NC State students plan on gathering for a protest in Stafford Commons from 12 to 5 p.m. on Jan. 19. This protest comes in response to the University’s announcement that the investigation into Chadwick Seagraves, the desktop support manager in Office of Information Technology with alleged ties to the Proud Boys, concluded and found a lack of evidence tying him to those groups.
Upon hearing the University’s decision on Seagraves, student body officers, including Student Body President Melanie Flowers, Student Body Vice President McKenzy Heavlin, Student Senate President Coleman Simpson and Student Body Treasurer Garrison Seitz immediately began organizing a “freeze out” protest and signed Executive Order No. 5 on Jan. 15, announcing the event to the student body.
Heavlin said he hopes the protest can be an opportunity for collective healing as many students felt disappointed and frustrated with the results of the University’s two-months-long investigation.
According to Flowers, the top two objectives for the protest are to process and reflect on the impact of the Seagraves investigation and to uphold community standards in opposition to all forms of white supremacy. She cited fear, worry and frustration among students as motivation for organizing the protest quickly, calling the freeze out a “strategic option,” meant to “put pressure where we can.”
Heavlin also said the event will serve as a reminder of NC State’s values for both incoming and returning students. He said he wants people to recognize campus as a space for “open dialogue but not hate speech.”
With the investigation closed, the University has no legal right to pursue any action against Seagraves, according to Flowers and Simpson. The executive order addresses this outcome by demanding Seagraves publicly address the allegations and denounce all forms of white supremacy, along with submitting his resignation, in the section addressing the last two objectives: to take direct action and initiate change.
“It’s unfortunate, the limitations that public institutions have, because I think sometimes our policies, as much as they protect us, they limit us in protecting us at the same time,” Flowers said. “The results are frustrating but, legally, I understand where the University was put.”
The on-campus protest will involve a march through campus, beginning with an opening speech at Stafford Commons and ending at the Free Expression Tunnel. Students who choose to attend the on-campus protest will have to follow all federal and state regulations to limit the spread of COVID-19. Student Government (SG) is still working to organize the virtual portion of the protest. According to the executive order, both portions will begin at 12 p.m. and end at 5 p.m.
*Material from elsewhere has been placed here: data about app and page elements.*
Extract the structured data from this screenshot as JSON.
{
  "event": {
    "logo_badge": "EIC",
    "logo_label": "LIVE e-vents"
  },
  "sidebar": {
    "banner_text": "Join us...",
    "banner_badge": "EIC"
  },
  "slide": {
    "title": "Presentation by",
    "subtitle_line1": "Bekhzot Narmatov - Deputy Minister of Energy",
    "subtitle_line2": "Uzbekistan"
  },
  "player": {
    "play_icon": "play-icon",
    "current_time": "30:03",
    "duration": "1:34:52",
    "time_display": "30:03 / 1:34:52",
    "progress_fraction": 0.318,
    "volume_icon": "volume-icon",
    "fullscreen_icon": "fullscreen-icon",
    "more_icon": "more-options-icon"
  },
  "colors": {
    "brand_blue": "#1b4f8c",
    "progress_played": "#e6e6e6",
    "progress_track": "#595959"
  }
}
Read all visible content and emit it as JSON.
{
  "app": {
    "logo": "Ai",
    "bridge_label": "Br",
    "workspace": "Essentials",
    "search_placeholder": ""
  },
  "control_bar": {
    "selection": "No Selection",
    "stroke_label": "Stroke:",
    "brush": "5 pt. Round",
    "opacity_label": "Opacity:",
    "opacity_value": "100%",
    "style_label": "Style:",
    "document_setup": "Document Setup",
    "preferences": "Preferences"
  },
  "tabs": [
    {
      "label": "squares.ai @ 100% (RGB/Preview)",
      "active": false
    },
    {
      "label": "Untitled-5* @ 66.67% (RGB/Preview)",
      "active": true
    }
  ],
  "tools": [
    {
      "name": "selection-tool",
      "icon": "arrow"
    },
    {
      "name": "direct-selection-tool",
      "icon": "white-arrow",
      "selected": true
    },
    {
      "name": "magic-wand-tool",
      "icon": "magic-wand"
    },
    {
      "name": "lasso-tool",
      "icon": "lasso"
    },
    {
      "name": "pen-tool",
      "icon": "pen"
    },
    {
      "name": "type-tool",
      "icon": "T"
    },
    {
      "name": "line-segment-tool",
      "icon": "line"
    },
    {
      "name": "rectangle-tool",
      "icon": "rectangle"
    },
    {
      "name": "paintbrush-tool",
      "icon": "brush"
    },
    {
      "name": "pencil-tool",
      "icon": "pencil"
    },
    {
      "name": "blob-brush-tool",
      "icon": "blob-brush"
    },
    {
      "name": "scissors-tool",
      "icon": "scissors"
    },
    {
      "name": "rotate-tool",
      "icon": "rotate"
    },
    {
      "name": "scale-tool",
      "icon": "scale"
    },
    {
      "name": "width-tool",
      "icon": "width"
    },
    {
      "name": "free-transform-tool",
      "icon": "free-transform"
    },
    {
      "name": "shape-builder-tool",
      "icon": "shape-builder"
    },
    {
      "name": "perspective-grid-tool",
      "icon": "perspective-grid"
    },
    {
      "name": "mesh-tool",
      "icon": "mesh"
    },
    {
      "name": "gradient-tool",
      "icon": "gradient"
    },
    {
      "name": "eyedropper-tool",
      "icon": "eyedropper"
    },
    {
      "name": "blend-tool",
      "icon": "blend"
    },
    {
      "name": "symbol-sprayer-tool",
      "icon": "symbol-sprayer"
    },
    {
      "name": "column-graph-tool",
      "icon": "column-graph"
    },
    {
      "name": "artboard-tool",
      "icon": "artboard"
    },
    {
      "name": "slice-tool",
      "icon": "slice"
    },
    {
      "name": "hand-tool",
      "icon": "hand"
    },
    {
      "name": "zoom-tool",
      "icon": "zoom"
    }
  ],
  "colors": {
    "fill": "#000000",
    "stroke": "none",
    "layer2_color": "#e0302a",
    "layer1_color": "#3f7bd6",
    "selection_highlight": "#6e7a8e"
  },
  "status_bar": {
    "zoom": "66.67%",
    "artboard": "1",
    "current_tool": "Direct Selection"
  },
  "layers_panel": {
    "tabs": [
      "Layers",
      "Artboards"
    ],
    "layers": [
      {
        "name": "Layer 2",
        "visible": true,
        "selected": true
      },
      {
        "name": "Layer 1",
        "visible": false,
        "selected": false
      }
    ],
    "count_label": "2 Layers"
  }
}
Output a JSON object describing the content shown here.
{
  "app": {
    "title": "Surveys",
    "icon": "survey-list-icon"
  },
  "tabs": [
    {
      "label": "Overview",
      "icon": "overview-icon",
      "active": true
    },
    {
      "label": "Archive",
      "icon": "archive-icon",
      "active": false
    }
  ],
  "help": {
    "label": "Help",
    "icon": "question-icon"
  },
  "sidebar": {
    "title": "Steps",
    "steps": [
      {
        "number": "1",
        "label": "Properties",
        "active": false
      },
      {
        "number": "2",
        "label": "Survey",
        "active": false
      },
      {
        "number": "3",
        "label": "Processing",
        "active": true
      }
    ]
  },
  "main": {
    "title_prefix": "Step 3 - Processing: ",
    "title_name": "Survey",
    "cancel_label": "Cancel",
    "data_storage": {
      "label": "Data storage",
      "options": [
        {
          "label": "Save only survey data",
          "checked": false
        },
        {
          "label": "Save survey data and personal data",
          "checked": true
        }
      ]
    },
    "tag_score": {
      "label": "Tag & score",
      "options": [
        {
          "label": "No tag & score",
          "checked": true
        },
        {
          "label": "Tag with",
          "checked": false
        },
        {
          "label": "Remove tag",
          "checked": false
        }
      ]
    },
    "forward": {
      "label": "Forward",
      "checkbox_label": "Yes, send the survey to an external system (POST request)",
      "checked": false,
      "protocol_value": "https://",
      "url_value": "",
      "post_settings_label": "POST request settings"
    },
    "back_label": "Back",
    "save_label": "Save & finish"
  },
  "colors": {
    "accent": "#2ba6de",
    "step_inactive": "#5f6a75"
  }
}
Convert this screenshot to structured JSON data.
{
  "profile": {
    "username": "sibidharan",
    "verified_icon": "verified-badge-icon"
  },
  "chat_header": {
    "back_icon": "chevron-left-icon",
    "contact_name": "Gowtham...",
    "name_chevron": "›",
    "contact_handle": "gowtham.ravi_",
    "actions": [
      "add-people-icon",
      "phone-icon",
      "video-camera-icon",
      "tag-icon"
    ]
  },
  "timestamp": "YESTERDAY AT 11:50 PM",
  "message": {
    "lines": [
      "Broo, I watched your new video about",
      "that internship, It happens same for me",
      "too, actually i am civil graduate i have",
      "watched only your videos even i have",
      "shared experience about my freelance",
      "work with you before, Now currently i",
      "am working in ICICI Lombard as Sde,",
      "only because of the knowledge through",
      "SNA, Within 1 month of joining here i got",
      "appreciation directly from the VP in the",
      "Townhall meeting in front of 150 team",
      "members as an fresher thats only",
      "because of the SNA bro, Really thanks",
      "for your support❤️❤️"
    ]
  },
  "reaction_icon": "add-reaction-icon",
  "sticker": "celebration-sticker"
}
According to Heavlin, both the on-campus and virtual components of the protest will involve letter writing from approximately 1 to 1:45 p.m. Students will be able to write personal letters to Seagraves, meant to be mailed to Seagraves, though SG has yet to confirm whether delivering the letters through mail is actually possible.
“Since the University is in a place where they legally can’t take action, it’s up to the students to say ‘hey, we don’t support this,’” Heavlin said.
Students will add their handprint to a mural at the end of the march. Heavlin said this is meant to serve as a “self commitment to bettering the Wolfpack.”
Along the way, the protest will stop at notable spots on campus to acknowledge other times in history when students have made changes through activism. The 1911 Building will be one of these stops, according to Heavlin. At this spot, participants will discuss how the class of 1911 made an effort to end first-year hazing, which was at the time a contentious issue.
Flowers cited safety as a primary concern for the event, especially considering the recent riot at the U.S. Capitol and statements from the FBI in anticipation of additional armed protests at all 50 state capitals leading up to the inauguration of President-elect Joe Biden on Jan. 20. Flowers voiced concern that these events will spark possible counterprotests that would place students in danger because of the campus’s proximity to North Carolina’s state Capitol building.
University police will serve as security for the event. Flowers said police will be present, but not “on the ground with us.” She went on to say the officers will be “as far back as they need to be.”
Police will be monitoring the area for any potential threats. If a danger is present, the protest will immediately disband, according to Flowers.
“Looking at what happened at the White House, that’s not outside of the scope of possibility,” Flowers said. “We don’t know who’s going to come. So, we want to make sure that safety is the first priority.”
Simpson said he hopes the protest will provide students with support after waiting for the investigation to end, and any emotions they may be experiencing as a result.
“I think there’s always room and space to provide resources for support, which was lacking, because a lot of students were hurt and very emotionally distraught over this announcement, or really just from the beginning to the end, and still, to this day,” Simpson said.
Flowers emphasized that the protest is meant to reflect the importance of speaking up.
“The energy that will be on Stafford, it’s NC State; it’s not the headlines that you’ve been seeing,” Flowers said. “I think it’s really easy to feel like we’re nothing more than a university that Chadwick Seagraves works at, but that’s not true.”